7 “When a man sells his daughter as a slave, she shall not go out as the male slaves do. 8 If she does not please her master, who has designated her  for himself, then he shall let her be redeemed. He shall have no right to sell her to a foreign people, since he has broken faith with her. 9 If he designates her for his son, he shall deal with her as with a daughter. 10 If he takes another wife to himself, he shall not diminish her food, her clothing, or her marital rights. 11 And if he does not do these three things for her, she shall go out for nothing, without payment of money.
I'm sure that people quibble about this passage frequently, but the point that Jordan (and others) are making is that there are three things a husband must provide his wife -food, clothing, and love/intimacy. If he doesn't then a wife may request a divorce. Of course as with many Biblical teachings this is a case for discernment rather than hasty judgments. A husband who works hard to provide his wife with ground chuck and Craft Mac is a faithful husband. A husband who eats sirloin and Stilton while his wife eats ground chuck and Craft Mac seriously needs a visit from the church elders. Not being able to shop Sax 5th Ave isn't legitimate grounds for divorce. Shopping at thrift stores while your husband collects Lear jets....bring back the elders. I'm trying to make this clear because I don't want anyone to say that I support divorce because a wife is discontent with how her husband provides for her. I am saying that a selfish husband who makes his wife eat rotten leftovers to teach her not to waste his money that way and then turns around and buys a gallon of Bluebell for himself probably deserves whatever is coming. Another thing I want to point out is that the woman doesn't appear to be getting any alimony out of this. This presumably encourages several things in a Christian community namely A. the abuse is real and not merely discontentment, and B. the community approves her leaving and is willing to help her transition. If you back to Jordan's article you'll see he theorizes that this could hardly happen in the case of free women since they had a great deal of control over their own property and could (in essence) largely look out for themselves.
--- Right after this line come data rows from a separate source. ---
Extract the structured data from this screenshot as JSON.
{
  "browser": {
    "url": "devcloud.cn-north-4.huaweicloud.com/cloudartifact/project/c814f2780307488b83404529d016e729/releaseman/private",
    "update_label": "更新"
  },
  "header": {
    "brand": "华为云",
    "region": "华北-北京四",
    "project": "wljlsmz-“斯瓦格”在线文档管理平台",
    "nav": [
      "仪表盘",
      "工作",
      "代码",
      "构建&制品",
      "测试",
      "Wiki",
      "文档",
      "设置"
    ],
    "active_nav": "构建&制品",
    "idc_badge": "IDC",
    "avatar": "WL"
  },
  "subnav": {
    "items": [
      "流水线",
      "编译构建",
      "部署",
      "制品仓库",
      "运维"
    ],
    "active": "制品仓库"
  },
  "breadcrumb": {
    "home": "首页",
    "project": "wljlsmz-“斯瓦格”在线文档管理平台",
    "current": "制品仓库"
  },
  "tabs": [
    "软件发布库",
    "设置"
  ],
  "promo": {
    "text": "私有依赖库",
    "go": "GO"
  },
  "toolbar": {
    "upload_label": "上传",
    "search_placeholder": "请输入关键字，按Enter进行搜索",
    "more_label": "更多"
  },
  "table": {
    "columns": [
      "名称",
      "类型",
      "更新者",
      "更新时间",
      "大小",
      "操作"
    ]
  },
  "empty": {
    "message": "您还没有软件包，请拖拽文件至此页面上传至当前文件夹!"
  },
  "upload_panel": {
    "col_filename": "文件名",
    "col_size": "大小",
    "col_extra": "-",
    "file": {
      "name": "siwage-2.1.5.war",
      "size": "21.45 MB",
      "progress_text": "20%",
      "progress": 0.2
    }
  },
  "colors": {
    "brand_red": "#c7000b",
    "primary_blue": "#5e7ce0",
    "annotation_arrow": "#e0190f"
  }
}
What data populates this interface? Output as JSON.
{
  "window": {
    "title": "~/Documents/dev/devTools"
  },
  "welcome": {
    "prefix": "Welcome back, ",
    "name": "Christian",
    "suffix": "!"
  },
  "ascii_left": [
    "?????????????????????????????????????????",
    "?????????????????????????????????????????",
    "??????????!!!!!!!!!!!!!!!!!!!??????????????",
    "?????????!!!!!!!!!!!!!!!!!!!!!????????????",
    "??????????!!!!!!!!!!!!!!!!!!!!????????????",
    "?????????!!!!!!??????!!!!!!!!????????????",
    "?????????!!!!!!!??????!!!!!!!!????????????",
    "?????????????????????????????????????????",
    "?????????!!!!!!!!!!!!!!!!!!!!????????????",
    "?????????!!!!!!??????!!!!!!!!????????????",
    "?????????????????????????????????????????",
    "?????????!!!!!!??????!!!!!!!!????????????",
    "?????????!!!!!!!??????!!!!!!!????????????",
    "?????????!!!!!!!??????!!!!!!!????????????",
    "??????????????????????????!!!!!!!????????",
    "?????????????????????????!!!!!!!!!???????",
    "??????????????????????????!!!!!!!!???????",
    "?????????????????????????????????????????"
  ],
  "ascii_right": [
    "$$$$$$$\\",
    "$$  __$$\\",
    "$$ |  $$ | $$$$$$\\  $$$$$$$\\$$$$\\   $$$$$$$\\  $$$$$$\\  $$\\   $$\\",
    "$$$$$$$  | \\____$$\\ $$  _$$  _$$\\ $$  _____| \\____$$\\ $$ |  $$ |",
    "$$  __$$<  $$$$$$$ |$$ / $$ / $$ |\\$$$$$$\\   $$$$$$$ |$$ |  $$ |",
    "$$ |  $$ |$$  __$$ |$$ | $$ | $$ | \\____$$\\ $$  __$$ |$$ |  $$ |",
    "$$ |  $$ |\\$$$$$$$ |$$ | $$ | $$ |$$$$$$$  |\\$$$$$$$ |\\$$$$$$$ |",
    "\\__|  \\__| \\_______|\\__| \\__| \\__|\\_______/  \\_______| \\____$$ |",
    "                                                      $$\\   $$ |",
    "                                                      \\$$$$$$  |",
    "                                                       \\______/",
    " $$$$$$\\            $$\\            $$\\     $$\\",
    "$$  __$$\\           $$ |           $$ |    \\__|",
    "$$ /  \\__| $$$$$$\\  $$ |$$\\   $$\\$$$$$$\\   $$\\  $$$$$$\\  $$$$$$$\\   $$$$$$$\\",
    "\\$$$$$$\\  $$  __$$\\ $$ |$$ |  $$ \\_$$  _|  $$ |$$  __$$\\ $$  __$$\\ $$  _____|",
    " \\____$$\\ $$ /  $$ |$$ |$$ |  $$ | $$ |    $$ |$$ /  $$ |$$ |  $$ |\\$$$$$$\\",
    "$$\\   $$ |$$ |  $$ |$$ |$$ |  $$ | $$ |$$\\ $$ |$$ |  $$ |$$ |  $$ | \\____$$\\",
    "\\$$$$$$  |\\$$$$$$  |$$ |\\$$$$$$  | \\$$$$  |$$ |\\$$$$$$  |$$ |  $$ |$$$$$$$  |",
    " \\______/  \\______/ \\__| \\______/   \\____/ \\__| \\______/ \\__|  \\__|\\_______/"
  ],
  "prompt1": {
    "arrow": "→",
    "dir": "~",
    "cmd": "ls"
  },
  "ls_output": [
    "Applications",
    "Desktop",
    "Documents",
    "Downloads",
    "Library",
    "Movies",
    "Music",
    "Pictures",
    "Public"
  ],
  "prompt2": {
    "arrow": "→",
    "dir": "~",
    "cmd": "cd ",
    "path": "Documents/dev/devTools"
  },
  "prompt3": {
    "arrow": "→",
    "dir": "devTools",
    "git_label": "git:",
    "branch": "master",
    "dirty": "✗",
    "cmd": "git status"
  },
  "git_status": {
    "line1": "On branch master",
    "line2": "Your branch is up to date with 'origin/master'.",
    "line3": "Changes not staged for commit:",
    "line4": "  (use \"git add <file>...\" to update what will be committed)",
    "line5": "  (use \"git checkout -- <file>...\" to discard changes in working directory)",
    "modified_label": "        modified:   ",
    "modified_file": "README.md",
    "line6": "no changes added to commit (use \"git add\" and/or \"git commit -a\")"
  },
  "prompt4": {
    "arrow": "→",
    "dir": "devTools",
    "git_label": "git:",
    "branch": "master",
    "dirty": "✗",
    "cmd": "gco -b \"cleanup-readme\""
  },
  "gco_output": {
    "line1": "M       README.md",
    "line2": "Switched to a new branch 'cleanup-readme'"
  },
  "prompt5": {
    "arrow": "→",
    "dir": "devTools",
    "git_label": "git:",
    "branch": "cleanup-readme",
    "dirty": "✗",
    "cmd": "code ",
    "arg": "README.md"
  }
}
One may also postulate that a woman of property likely also had family ties that would make physical abuse detrimental to the abuser. This would be the same as a wife today having a sizable bank account of her, possibly even her own house on the beach, and relatives/connections that would make life for an abusive husband very difficult.
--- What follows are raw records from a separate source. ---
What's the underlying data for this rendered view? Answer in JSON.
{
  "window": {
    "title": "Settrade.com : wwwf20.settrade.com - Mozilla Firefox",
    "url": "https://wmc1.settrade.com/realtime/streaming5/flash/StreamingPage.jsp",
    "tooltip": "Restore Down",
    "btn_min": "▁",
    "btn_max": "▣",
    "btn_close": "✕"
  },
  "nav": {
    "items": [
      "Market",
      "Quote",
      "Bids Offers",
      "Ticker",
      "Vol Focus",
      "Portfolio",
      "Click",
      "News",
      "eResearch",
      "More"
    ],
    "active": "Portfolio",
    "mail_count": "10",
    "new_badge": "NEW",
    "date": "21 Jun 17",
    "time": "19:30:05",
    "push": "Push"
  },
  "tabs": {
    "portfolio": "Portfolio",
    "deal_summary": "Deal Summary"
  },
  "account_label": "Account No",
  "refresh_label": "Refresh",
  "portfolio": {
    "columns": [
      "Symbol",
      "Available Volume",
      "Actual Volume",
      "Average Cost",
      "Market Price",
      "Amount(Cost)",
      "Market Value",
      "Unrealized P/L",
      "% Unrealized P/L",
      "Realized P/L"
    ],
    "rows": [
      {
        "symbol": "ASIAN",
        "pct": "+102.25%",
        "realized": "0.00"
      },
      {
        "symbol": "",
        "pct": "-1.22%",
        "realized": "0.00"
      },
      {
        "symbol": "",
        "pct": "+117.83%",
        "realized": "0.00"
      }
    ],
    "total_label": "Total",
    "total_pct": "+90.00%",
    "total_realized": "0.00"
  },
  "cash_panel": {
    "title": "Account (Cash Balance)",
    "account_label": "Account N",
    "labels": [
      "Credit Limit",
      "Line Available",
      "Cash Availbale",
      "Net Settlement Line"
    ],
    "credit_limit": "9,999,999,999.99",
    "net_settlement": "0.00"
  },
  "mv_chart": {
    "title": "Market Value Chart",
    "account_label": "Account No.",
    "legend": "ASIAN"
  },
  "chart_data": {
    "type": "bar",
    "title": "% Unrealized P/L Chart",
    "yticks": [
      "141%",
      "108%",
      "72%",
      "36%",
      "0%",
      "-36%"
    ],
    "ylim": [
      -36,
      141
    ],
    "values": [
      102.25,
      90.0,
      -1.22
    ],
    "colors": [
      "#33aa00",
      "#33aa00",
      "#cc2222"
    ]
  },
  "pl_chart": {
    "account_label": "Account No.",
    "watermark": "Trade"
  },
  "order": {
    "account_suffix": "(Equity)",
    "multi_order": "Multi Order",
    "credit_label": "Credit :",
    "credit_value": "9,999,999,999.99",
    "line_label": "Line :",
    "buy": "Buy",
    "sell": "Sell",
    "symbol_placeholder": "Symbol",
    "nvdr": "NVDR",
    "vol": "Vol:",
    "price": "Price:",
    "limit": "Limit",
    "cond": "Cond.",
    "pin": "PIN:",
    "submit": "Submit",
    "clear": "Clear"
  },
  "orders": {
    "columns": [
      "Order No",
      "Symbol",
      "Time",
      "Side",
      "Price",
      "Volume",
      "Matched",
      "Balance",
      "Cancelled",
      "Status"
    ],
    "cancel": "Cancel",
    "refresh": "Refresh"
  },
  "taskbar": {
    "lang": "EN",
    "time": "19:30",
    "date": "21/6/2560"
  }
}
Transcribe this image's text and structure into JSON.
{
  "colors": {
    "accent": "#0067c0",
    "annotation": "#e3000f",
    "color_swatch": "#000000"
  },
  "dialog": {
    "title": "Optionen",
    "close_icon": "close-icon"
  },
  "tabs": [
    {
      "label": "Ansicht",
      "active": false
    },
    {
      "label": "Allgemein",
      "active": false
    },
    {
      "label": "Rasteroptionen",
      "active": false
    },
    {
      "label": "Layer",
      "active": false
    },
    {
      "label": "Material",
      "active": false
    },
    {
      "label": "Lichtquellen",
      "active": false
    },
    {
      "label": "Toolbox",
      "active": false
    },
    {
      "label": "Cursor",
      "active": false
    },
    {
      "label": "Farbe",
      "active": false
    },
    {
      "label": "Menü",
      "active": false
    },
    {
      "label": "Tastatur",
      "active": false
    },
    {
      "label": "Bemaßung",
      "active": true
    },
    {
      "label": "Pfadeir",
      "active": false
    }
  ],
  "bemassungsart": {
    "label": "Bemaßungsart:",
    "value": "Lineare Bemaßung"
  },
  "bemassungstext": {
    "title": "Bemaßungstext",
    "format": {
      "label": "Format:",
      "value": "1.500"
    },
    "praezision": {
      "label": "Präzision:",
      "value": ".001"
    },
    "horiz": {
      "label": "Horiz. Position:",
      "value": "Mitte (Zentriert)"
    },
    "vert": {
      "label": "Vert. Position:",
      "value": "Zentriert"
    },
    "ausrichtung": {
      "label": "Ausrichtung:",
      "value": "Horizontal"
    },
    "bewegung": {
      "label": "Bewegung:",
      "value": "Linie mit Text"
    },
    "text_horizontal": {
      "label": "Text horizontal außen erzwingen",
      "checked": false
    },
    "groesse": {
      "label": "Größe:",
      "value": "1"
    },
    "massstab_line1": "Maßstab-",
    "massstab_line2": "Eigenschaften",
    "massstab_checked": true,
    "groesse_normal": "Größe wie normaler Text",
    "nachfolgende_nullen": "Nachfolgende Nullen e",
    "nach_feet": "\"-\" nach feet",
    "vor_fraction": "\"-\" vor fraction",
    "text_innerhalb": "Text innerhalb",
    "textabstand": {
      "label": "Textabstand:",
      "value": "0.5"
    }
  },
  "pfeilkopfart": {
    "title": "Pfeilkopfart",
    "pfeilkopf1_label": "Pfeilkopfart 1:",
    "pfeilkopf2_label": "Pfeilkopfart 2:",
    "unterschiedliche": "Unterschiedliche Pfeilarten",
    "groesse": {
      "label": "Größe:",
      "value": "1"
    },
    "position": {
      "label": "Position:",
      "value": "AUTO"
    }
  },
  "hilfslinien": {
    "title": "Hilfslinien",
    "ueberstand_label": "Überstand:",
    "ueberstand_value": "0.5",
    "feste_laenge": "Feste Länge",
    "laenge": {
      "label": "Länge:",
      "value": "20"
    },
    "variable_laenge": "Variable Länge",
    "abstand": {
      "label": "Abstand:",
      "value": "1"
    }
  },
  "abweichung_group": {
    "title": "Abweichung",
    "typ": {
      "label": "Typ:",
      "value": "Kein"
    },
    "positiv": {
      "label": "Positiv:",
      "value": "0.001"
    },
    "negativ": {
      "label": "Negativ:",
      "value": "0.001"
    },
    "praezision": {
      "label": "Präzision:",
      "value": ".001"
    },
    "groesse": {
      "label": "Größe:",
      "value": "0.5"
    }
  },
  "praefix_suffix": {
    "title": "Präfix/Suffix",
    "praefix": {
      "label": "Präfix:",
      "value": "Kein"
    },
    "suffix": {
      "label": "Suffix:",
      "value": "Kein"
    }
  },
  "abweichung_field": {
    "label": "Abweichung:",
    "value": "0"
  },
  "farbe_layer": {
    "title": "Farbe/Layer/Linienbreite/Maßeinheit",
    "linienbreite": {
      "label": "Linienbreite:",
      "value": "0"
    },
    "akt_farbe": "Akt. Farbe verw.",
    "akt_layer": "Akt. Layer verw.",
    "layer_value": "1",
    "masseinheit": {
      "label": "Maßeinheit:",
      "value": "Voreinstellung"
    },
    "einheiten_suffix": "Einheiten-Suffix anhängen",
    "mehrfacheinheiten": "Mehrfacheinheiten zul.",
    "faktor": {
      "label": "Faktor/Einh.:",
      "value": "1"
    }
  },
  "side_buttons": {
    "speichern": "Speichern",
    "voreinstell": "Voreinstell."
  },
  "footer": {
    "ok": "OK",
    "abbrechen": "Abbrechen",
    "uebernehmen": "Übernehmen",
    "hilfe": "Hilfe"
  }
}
I think the truth is that husbands (as well as wives) need accountability. They need to know that there's a point beyond which their wives don't have to put up with their shenanigans. Admittedly both need to understand just where that point is and how far from the reality of a loving (or even moderately exasperating) marriage it is, but they need to know it exists. I'll be very honest and say that one reason I trust Allen as a husband is because I trust his father and brothers. I know that Allen is a trustworthy, stalwart, and faithful husband. I also know that if I ever needed to I could go to Allen's family, and they would take care of us. Although I can't imagine ever needing to it's nice to know I could.
So. I hope that has helped settle any questions that may have come up from my previous post. If not I'm terribly sorry, and I hope you'll still pop back around occasionally.